Medium: Watercolor pencils & watercolors
Size: 9x12 inches
I was originally going to work on my companion piece to Nocturne today, and I did get a good start on finalizing the sketch, and then laying down the first wash. But the wash was taking a long time to dry, so I decided to scratch my botanical illustration itch. Been a while since the last piece.
Snagged a few samples from my yard, since I really liked the woody seed pods of this plant.
After sketching, I very roughly colored with watercolor pencils, getting the basic colors blocked. Yellow veins, Greenish tones for most of the body of leaves, with some blue highlights.
Then I took a wet brush and painted all the areas, keeping the light/dark areas mostly separated to avoid too much blending.
After the water:
When that dried, I started going back in with watercolors to get more subtlety to the coloration. I like that the watercolor pencils add another layer of texture that feels organic and fitting to the subject matter, which is why I use it a lot for these types of works.
Yes, that is my fox plate staring at you with leftover Chinese dim-sum on it.
Break done, back to work. More layers of watercolors painted onto the lower dark glossy leaves.
I constantly refer to the sample when drawing. There's something about having a specimen in hand that you can turn around and examine from different angles, and really get in close to see the fine webwork texture of veins in the leaves.
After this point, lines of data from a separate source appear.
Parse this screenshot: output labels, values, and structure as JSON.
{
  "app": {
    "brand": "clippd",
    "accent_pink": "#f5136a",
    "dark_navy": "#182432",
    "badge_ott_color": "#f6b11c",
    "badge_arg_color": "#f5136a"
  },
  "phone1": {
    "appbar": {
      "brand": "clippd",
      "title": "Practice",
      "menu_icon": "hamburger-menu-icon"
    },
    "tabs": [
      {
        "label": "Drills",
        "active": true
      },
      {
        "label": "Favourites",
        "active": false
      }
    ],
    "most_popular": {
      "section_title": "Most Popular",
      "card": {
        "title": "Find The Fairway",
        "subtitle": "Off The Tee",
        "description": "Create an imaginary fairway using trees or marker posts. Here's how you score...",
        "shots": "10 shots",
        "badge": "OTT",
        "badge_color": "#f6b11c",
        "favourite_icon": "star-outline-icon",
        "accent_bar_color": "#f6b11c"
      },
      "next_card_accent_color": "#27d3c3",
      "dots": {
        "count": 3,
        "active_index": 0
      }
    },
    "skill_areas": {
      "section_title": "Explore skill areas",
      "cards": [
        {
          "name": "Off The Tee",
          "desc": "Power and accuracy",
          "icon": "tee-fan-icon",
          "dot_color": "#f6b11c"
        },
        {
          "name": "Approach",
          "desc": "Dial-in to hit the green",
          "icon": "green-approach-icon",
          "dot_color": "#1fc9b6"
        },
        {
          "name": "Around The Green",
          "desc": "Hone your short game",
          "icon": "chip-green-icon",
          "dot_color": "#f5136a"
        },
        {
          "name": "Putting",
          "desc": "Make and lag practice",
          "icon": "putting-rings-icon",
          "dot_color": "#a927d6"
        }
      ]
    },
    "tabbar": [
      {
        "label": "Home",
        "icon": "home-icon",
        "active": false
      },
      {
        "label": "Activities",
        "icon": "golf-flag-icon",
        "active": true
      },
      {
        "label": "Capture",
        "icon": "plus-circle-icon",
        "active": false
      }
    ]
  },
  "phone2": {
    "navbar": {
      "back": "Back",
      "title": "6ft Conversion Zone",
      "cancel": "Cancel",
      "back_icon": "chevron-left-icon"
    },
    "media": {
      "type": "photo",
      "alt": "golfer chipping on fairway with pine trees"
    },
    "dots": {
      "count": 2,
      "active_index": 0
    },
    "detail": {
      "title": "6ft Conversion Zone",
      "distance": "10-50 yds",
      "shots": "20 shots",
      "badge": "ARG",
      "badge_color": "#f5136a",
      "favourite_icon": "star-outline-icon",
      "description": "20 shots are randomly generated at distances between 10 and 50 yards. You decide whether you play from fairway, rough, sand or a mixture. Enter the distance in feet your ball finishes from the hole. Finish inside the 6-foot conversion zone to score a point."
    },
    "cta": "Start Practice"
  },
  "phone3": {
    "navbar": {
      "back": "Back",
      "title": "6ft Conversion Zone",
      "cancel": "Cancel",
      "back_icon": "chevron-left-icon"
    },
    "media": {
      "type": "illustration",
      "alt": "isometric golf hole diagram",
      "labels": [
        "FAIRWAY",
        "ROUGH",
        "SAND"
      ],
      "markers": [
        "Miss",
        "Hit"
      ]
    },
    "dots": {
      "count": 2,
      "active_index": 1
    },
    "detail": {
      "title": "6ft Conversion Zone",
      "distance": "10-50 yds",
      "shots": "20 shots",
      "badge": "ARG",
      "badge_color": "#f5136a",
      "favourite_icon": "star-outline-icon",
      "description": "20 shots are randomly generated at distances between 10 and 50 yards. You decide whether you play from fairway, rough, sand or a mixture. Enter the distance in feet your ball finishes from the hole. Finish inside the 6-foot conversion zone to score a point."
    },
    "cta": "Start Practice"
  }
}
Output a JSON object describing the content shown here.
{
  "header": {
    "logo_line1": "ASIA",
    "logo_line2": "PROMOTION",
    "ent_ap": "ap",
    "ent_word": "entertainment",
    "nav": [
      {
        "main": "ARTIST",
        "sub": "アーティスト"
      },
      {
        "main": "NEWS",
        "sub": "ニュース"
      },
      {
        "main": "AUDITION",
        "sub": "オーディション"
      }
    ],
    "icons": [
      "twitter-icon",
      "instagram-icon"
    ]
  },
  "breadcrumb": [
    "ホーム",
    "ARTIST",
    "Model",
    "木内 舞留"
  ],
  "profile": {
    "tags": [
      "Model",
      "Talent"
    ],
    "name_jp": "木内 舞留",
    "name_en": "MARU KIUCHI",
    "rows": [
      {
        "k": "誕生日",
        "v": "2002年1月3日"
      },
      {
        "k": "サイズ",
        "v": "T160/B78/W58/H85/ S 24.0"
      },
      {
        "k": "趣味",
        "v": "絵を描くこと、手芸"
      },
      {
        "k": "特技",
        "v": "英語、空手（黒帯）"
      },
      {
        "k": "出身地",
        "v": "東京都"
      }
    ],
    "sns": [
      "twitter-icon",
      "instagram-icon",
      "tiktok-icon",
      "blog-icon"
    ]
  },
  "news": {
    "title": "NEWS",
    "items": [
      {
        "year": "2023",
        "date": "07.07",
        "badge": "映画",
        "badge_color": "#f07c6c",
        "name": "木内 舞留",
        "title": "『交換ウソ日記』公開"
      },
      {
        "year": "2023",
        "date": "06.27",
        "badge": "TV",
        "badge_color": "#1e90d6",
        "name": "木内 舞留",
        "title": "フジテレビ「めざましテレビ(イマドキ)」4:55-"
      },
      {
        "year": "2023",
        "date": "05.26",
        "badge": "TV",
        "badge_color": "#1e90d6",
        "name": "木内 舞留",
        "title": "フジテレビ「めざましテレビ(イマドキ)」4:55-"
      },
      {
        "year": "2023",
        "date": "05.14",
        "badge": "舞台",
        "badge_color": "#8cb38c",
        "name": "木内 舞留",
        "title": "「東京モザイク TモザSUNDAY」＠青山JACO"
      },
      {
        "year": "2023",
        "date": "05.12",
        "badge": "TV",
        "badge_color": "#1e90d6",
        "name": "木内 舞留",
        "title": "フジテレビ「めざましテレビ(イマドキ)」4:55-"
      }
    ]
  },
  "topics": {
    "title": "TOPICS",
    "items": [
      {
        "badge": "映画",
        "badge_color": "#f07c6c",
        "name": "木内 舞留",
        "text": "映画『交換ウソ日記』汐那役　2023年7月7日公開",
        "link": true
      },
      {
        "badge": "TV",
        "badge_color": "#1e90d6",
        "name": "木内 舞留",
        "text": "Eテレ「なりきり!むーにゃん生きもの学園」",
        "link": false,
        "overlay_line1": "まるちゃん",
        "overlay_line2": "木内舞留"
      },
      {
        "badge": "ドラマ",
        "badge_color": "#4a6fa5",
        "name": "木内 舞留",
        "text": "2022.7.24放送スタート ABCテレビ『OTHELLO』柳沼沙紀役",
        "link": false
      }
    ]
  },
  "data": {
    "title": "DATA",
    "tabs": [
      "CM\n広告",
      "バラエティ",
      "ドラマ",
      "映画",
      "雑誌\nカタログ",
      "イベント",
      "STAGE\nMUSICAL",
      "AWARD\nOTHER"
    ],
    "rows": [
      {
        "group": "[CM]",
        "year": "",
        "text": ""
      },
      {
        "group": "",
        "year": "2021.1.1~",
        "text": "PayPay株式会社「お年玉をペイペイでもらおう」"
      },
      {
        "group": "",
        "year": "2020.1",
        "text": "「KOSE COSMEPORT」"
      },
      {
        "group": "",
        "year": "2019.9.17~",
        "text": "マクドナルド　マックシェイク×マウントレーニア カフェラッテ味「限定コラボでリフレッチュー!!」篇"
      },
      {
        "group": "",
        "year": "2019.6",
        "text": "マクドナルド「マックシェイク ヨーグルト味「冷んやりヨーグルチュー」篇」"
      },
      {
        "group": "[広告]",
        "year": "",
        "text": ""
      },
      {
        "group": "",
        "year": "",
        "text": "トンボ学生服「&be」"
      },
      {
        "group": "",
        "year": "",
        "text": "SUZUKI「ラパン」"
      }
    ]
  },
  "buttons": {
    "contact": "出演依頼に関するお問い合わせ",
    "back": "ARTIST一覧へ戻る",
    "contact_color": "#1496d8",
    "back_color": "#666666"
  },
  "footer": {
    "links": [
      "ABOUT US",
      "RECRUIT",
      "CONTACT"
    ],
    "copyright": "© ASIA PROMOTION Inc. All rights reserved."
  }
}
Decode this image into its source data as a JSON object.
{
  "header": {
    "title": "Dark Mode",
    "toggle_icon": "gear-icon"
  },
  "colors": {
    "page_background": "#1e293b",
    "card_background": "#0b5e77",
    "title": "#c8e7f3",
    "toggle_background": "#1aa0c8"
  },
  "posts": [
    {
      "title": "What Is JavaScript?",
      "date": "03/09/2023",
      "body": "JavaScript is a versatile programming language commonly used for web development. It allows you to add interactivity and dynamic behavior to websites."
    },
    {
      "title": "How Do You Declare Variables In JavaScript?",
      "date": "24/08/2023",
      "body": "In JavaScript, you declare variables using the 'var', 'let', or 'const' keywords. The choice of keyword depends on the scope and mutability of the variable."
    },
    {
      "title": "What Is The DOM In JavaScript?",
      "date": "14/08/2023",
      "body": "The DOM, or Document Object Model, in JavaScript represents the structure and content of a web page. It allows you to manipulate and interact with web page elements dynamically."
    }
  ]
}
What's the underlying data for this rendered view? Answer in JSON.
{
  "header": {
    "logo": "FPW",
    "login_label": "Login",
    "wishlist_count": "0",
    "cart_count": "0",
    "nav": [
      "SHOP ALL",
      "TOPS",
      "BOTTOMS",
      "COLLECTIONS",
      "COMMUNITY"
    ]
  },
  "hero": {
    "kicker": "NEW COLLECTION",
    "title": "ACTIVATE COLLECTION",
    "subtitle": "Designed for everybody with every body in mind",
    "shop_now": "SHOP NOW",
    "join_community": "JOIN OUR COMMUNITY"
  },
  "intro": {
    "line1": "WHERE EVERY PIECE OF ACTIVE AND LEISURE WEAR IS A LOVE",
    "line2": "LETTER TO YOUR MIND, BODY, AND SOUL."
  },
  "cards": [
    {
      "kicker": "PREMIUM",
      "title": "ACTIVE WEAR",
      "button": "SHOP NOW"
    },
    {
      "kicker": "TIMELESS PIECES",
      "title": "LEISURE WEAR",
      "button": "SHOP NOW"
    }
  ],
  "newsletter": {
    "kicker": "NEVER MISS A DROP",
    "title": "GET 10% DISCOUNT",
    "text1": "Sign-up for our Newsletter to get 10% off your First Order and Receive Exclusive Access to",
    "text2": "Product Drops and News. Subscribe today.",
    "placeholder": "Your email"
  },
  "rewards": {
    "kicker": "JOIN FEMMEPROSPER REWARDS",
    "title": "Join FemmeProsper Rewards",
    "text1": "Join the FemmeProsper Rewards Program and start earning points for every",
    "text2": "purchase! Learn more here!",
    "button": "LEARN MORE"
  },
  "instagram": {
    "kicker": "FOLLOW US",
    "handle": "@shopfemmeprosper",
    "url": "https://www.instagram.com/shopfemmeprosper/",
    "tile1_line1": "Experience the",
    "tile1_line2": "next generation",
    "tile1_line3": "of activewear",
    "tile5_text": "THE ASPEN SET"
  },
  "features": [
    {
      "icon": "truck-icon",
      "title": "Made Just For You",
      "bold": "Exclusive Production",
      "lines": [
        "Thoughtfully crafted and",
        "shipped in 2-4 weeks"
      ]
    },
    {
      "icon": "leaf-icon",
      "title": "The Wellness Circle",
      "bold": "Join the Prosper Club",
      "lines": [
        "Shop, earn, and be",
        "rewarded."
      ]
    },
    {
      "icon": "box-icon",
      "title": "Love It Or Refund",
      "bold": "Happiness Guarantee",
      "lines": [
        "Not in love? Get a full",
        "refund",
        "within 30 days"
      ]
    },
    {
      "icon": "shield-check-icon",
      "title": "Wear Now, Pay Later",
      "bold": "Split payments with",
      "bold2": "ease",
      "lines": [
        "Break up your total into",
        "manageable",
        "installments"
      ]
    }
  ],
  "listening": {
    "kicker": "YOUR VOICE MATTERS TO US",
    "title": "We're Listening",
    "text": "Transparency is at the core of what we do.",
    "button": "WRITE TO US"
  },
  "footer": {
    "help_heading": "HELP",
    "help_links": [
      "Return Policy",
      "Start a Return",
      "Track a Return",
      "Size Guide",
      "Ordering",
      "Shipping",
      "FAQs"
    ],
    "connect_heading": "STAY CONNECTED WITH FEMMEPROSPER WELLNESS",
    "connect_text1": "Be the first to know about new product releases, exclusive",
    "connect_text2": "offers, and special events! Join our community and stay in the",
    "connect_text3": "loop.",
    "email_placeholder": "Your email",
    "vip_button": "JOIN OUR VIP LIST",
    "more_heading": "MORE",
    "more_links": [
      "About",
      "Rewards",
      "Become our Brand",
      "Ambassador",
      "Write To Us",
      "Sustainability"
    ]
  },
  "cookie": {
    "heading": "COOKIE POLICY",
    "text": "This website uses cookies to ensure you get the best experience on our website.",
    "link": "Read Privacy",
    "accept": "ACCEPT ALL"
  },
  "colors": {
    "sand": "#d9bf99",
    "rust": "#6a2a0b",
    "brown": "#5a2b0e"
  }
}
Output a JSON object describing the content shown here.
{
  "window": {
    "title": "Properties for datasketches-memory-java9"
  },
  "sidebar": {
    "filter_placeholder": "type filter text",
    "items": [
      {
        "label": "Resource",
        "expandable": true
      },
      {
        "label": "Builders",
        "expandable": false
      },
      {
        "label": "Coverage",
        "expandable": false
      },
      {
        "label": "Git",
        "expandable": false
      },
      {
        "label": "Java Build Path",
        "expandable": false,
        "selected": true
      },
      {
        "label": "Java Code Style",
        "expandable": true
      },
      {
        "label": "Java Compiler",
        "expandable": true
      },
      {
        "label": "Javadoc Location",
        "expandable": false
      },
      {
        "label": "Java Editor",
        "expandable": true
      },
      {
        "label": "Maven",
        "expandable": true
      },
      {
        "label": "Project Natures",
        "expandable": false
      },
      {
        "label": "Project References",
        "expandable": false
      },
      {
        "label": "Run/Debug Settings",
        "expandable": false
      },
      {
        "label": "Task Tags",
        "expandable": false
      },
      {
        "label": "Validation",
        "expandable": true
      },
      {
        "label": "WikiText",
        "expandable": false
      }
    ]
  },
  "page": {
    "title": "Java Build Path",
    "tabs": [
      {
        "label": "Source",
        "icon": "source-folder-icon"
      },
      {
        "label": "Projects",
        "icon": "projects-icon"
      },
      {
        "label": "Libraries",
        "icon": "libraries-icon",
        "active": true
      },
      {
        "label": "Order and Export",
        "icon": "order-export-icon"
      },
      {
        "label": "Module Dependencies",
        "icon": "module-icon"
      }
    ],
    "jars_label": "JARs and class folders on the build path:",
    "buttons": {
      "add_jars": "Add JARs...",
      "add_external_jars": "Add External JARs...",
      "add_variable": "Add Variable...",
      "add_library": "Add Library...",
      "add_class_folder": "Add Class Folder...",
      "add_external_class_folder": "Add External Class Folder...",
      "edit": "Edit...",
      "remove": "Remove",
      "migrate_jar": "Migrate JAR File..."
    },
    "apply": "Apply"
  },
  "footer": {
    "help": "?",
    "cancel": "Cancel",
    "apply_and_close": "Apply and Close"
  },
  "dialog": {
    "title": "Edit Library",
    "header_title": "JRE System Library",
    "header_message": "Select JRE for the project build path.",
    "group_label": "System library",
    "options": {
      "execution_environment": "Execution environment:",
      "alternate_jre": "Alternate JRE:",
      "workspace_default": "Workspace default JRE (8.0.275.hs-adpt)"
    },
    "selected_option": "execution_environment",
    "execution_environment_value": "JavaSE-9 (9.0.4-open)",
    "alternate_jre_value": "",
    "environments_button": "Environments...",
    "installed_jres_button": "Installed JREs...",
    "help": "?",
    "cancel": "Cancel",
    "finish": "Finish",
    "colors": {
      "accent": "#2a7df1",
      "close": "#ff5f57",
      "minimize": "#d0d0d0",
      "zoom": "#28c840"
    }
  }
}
I've tried drawing botanical pieces from photos, but I always feel like I'm missing stuff that the camera didn't capture.
Went back and forth with watercolors and watercolor pencils, working in more depth of color.
Mixing a nice deep green....
Towards the end I add very select touches of highlights with a white gel pen.
And blend that in with a wet brush.
And for the very final step I use a fine lined neutral-toned gel pen. I like this moss green in particular, but I've also used browns and grays in other pieces. I like the sort of graphic quality it lends to do select outlining.